At first, the kitchen at the Bangla Sahib Gurdwara cooked 40,000 meals each day for the hungry who live on the streets of India’s capital city, or who have lost their livelihoods to the coronavirus lockdown.
But the need was greater than that. So workers at the golden-domed temple in central New Delhi made 80,000 meals daily. Then 100,000. Soon, they expect to be making 300,000 — all provided free to the growing ranks of the unfortunate.
For centuries the faithful have flocked to the temple for its healing waters and a free meal at the community kitchen, the symbol of equality found at every Sikh temple complex and open to all visitors.
The Bangla Sahib Gurdwara has remained open through wars and plagues, serving millions of people simple vegetarian food on the cool marble floor of its enormous dining hall. But during India’s ongoing lockdown — among the world’s most stringent — religious congregations are banned.
Bangla Sahib has kept its kitchen open, with the help of about four dozen men who sleep at the temple’s guesthouse. To save time commuting to and from the temple and avoid the risk of infecting loved ones, they haven’t seen their families since the lockdown began March 25.
In colorful turbans and cloth bandanas tied over their noses and mouths, they work in the industrial kitchen in 18-hours shifts.
Head cook Balbir Singh stirs an enormous ladle through a potato and soybean stew, simmering with ghee and coriander in a giant cook pot. A machine that every hour makes 5,000 chapati — thin, unleavened bread — whirs long before the sun rises and after it sets.
Singh, 44, lights the flames at 3 am so that 35,000 lunches are ready for pickup by 9 a.m.
“If we serve at this time, God will give us more. It’s a give and take system,” Singh said.
Bangla Sahib is the largest of New Delhi’s 10 gurdwaras, whose kitchens together form a vital part of the city’s strategy to feed the poor during the pandemic.
The city government approached the Delhi Sikh Gurdwara Management Committee just after India’s nationwide lockdown began in late March, according to the committee president, Manjinder Singh Sirsa.
Bangla Sahib, which usually prepares around half a million meals per week using donated ingredients and equipment, is quickly ramping up to produce six times that many.
The government sends trucks to pick up the meals each day and distribute them to a network of shelters and drop-off points, but pays nothing for the food.
Singh Sirsa struggles to protect his workers and collect donations to keep the enterprise going. “This is the biggest challenge for me in my entire life,” he said.

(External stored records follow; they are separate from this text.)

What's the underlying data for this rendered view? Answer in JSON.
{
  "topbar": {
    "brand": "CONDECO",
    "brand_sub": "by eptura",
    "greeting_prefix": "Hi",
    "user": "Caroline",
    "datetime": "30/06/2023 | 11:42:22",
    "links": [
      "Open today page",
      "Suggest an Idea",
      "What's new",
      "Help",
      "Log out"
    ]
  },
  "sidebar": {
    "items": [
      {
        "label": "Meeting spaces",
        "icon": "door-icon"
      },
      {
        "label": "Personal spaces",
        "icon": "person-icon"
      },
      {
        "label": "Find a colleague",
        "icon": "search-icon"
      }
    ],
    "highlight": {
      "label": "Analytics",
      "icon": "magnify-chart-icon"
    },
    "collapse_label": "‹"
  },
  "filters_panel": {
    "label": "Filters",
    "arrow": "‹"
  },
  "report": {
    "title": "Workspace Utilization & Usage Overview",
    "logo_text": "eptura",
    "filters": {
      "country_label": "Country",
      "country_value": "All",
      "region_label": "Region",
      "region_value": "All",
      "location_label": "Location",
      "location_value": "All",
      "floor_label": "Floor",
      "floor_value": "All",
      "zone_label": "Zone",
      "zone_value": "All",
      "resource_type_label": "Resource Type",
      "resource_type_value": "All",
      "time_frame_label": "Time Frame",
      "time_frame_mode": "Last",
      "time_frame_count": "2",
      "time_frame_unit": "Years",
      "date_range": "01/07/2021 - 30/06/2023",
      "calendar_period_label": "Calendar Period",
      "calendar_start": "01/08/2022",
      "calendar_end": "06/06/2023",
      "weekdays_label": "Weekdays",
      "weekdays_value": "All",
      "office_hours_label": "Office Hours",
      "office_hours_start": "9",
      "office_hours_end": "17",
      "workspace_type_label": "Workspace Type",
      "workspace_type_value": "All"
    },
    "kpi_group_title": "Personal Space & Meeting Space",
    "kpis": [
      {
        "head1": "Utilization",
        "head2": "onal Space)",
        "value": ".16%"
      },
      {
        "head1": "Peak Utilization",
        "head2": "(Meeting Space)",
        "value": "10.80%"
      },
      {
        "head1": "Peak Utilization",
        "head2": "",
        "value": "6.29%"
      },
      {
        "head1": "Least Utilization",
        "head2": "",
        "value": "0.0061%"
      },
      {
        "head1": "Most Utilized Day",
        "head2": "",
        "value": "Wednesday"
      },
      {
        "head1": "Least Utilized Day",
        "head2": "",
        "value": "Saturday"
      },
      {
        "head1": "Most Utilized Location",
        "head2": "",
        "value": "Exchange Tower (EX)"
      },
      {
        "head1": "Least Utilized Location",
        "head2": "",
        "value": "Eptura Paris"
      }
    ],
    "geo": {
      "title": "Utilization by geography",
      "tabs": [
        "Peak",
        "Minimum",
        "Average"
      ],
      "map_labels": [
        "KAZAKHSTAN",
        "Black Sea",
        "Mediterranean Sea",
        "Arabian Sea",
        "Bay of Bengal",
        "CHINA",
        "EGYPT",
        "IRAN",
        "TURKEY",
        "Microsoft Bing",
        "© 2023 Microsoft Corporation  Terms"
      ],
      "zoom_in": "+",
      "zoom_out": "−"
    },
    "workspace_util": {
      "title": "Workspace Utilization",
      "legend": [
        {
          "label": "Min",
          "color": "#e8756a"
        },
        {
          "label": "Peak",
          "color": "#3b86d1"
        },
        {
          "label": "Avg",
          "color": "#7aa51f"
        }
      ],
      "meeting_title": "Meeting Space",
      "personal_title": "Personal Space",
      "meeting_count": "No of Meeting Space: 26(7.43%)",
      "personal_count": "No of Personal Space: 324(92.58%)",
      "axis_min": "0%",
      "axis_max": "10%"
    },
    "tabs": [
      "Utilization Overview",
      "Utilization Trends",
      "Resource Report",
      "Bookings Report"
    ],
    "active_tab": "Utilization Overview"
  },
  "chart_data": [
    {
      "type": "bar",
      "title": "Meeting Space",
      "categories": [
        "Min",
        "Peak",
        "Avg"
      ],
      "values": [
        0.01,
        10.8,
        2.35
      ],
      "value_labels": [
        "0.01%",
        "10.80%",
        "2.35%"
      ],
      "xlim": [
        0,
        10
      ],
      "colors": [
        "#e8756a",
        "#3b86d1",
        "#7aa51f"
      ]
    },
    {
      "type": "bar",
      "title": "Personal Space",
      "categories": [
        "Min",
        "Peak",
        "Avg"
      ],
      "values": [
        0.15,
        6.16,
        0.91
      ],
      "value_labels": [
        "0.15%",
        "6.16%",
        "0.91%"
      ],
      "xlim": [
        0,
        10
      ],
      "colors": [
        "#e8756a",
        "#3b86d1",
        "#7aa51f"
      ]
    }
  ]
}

Anticipating many months of hardship ahead, he appears nightly on the Bangla Sahib’s own TV channel to appeal for more donations.
A man from Montreal recently pledged $10,000, another from London offered $100,000, he said. The dining hall heaves with sacks of rice, flour and lentils and cans of oil — six months of supplies, said Jagpreet Singh, a 27-year-old temple clerk.
“We believe in God. He’s giving us this power, so we provide,” he said.